TIP 1: Stop the wild camera movements!
If your subject is worth seeing, it’s worth seeing well. The hallmark of a novice videographer is that they jump from one thing to the next, not holding any shot long enough for anyone to see what’s going on. And, please, stop the zooming! The constant in-out-in-out movement is distracting from what your viewers want to see – a beautiful couple getting married and friends and family having a good time.

TIP 2: Take the jitter out
Once you’ve settled down (see Tip #1), learn how to hold your camera so you can take out those small movements that make viewers feel seasick. Here’s how:
a. Bring your elbows into your sides and hug the camera close to you; don’t hold it out in front of you where it is unsupported.
b. Lean up against a wall for support.
c. Go down on one knee and lean your camera elbow on your knee to steady the camera.
d. The wider the shot, the less noticeable the shake.
e. Put the camera on a tripod for the steadiest of all shots.

TIP 3: Hold each shot for at least 10-15 seconds
You can always make a 10-second shot a 2-second shot.

TIP 4: Shoot more than you think you need.

TIP 5: Frame your shots well
Obey the “rule of thirds” Imagine a tic-tac-toe board over your viewfinder. The lines intersect in four places. Frame the action at one of these four spots, off-center not squarely in the center. Oh, and don’t “bull’s eye” your shot. That is, if you draw a horizontal line that bisects the screen so 50% is above and 50% below it, do NOT frame the shot so a person’s eyes are on that line. Frame the shot so a person’s eyes are on the top line (66% line) of that tic-tac-toe board. This is one of those things you have to experiment with and then you get the “ah ha” moment. See what I mean?

TIP 6: Shoot from many angles
For static shots like the ceremony and toasts, the best place for the camera is on a tripod. But for the unscheduled activities like the cocktail party and open dancing, take that camera off the tripod and shoot from creative angles!

TIP 7: Get good sound
Even a cheap mic close-up will get better sound than an expensive mic far away. If what you’re recording is important enough (like your vows), rent a professional grade wireless mic for about $40 to get much, much better sound than you get from the built-in camera mic. Oh, and check to make sure the sound is on, that you can hear it through your headphones. And make sure YOU are not talking while the sound is recording! Video accompanied by ambient sound is much more interesting (glasses clinking, people cheering, children laughing).

TIP 8: Know your camera well
Learn how to use the manual focus and manual exposure on your camera. Your shots will improve greatly.

TIP 9: Turn off the special effects
Please! If your camera has special effects like sepia, B&W, autofade or dissolves – turn them off. Nothing looks quite as dated and cheesy as those effects. There’s plenty of drama going on at the wedding. Focus on that.

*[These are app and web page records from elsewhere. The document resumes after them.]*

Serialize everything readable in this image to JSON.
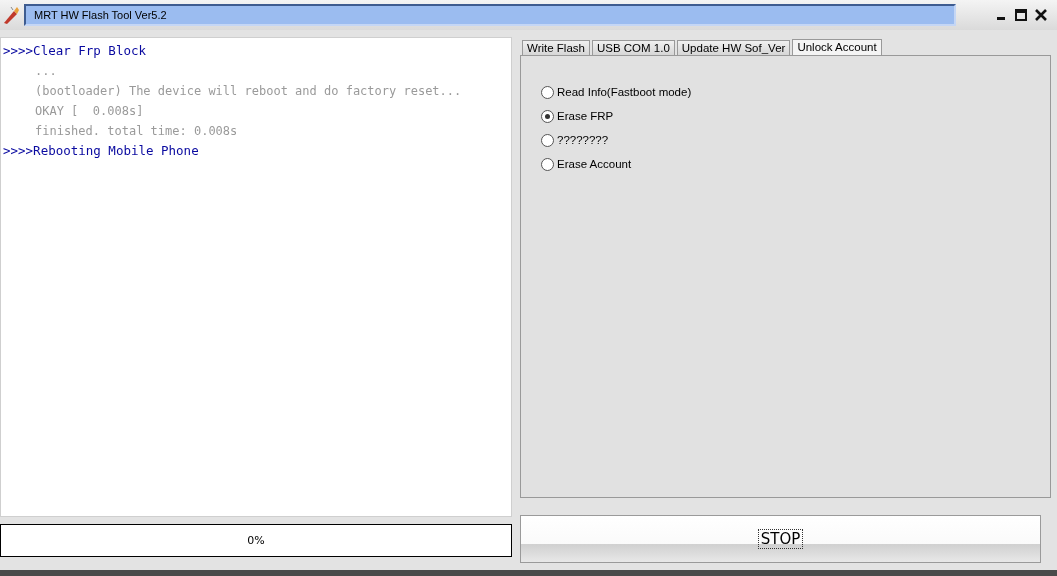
{
  "window": {
    "title": "MRT HW Flash Tool Ver5.2"
  },
  "log": [
    {
      "kind": "command",
      "text": ">>>>Clear Frp Block"
    },
    {
      "kind": "output",
      "text": "..."
    },
    {
      "kind": "output",
      "text": "(bootloader) The device will reboot and do factory reset..."
    },
    {
      "kind": "output",
      "text": "OKAY [  0.008s]"
    },
    {
      "kind": "output",
      "text": "finished. total time: 0.008s"
    },
    {
      "kind": "command",
      "text": ">>>>Rebooting Mobile Phone"
    }
  ],
  "tabs": [
    {
      "label": "Write Flash",
      "selected": false
    },
    {
      "label": "USB COM 1.0",
      "selected": false
    },
    {
      "label": "Update HW Sof_Ver",
      "selected": false
    },
    {
      "label": "Unlock Account",
      "selected": true
    }
  ],
  "options": [
    {
      "label": "Read Info(Fastboot mode)",
      "selected": false
    },
    {
      "label": "Erase FRP",
      "selected": true
    },
    {
      "label": "????????",
      "selected": false
    },
    {
      "label": "Erase Account",
      "selected": false
    }
  ],
  "progress": {
    "level": 0,
    "label": "0%"
  },
  "stop_button": {
    "label": "STOP"
  }
}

TIP 10: Have fun!
Shooting video is a lot like dancing. Once you have the basic steps, it becomes natural and then you can really really have fun. The more you practice, the better you’ll become.

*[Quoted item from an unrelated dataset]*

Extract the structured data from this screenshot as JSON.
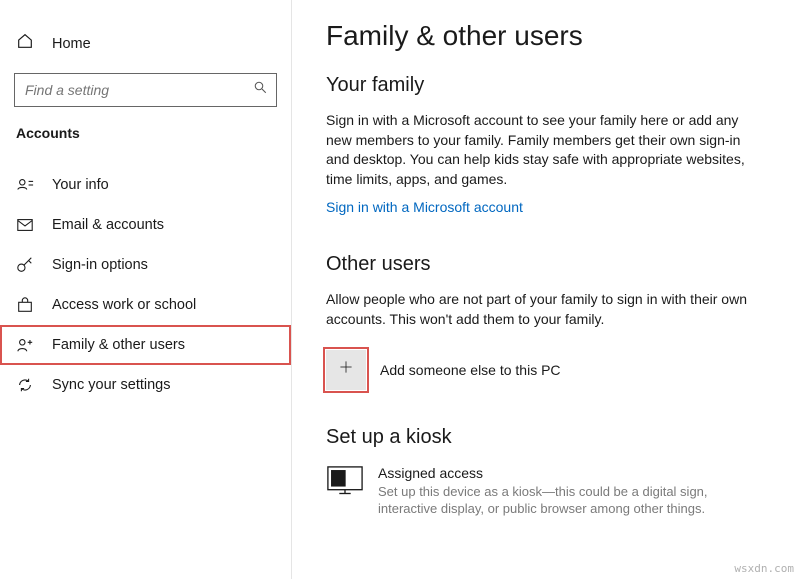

Greetings! Today we welcome back Jewel Savadelis from Savadelis Films ( with the second of a 2-part series on How TO DIY Your Wedding Video. We find the #1 regret among brides after the wedding is that they didn’t get a good video. Here’s a way you can avoid that regret.

Jewel and her husband Chuck are among the best videographers in the country. Based on six years’ experience producing great wedding movies, they have put together the most important tips for getting a better wedding video, exclusively for our readers.

To Bay Area couples – Chuck and Jewel are offering a seminar on How to Make a Wedding Movie Everyone Will Love on Sunday, March 22 in San Francisco. Click here ( for more information and to register. If you leave a comment at the end of this post by February 14 with your name and email address you will be entered into a drawing to win TWO FREE TICKETS to the seminar! In addition anyone can enter a drawing to win a FREE FLIP VIDEO CAMERA ¬here (